• Exercise description: Check every line of the entries for "photo", and copy the lines that hold it.

########################################

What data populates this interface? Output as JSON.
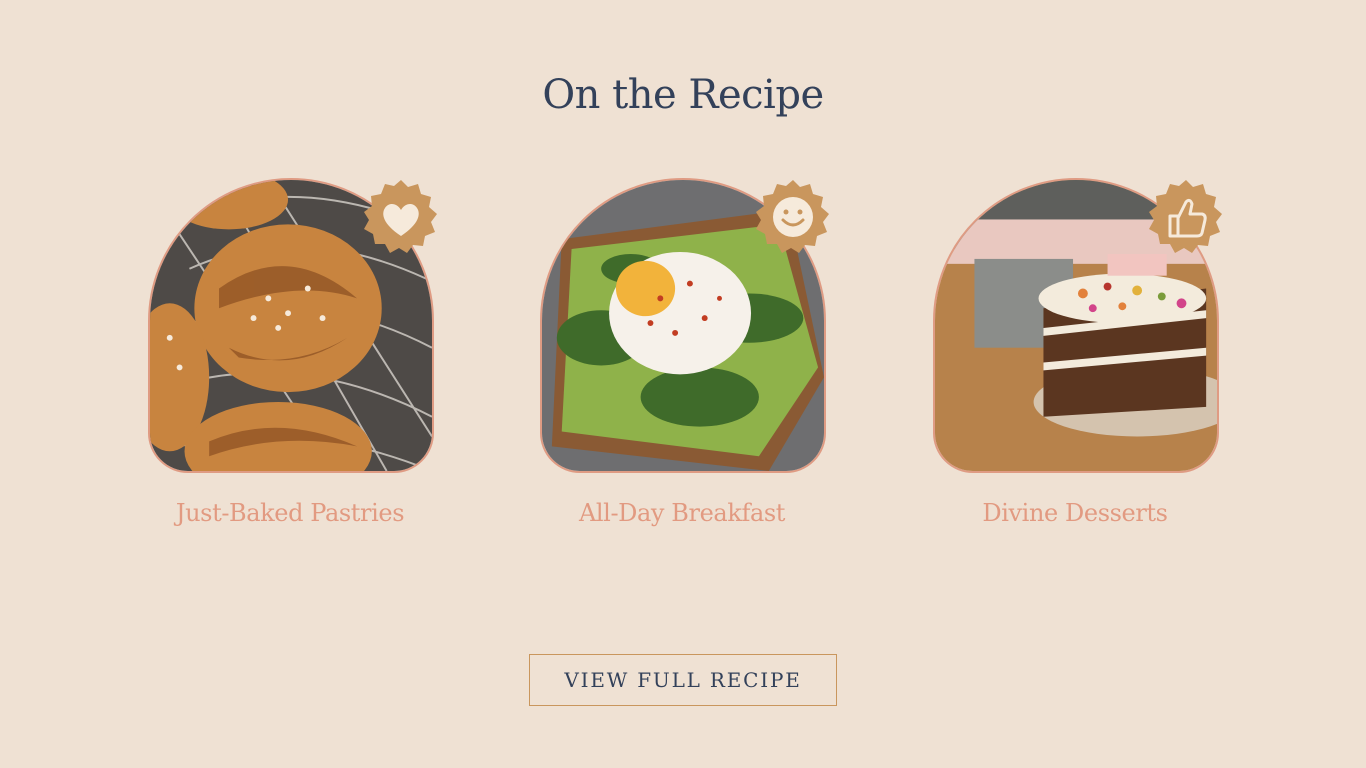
{
  "section": {
    "title": "On the Recipe"
  },
  "cards": [
    {
      "label": "Just-Baked Pastries",
      "image": "pastries-photo",
      "badge_icon": "heart-icon"
    },
    {
      "label": "All-Day Breakfast",
      "image": "poached-egg-toast-photo",
      "badge_icon": "smiley-icon"
    },
    {
      "label": "Divine Desserts",
      "image": "layer-cake-photo",
      "badge_icon": "thumbs-up-icon"
    }
  ],
  "cta": {
    "label": "VIEW FULL RECIPE"
  },
  "colors": {
    "background": "#efe1d3",
    "heading": "#33415a",
    "accent_label": "#e29a81",
    "badge": "#c9965d",
    "button_border": "#c9965d"
  }
}
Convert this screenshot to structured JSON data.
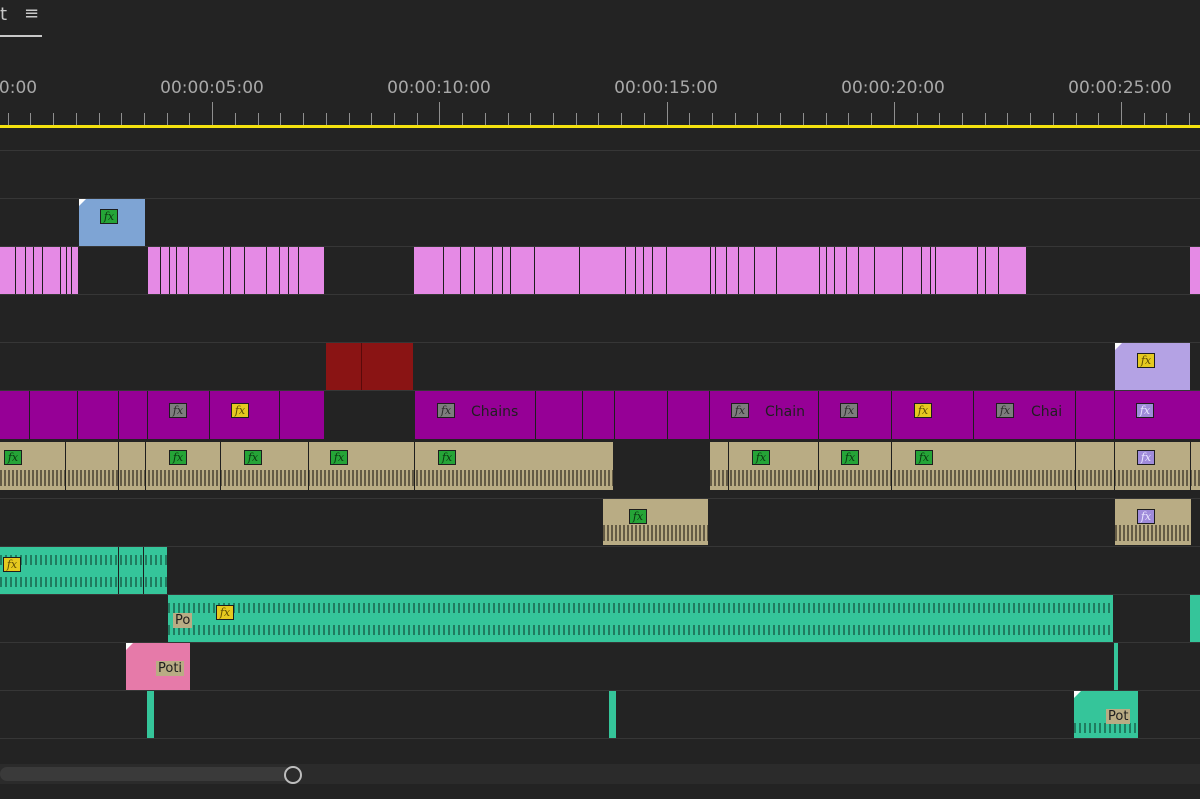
{
  "panel": {
    "tab_label": "t",
    "menu_icon": "hamburger-menu-icon"
  },
  "ruler": {
    "timecodes": [
      "0:00",
      "00:00:05:00",
      "00:00:10:00",
      "00:00:15:00",
      "00:00:20:00",
      "00:00:25:00"
    ]
  },
  "clips": {
    "fx_badge": "fx",
    "chains_1": "Chains",
    "chains_2": "Chain",
    "chains_3": "Chai",
    "audio_po": "Po",
    "audio_poti": "Poti",
    "audio_pot": "Pot"
  },
  "colors": {
    "video_purple": "#960096",
    "video_pink": "#e58ae5",
    "video_blue": "#7ea4d4",
    "video_red": "#8a1414",
    "video_lavender": "#b4a2e4",
    "audio_tan": "#b9ac84",
    "audio_green": "#35c59a",
    "audio_rose": "#e67aa9",
    "work_area_yellow": "#f5e20f"
  }
}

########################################

• Solution to this problem:
      "image": "pastries-photo",
      "image": "poached-egg-toast-photo",
      "image": "layer-cake-photo",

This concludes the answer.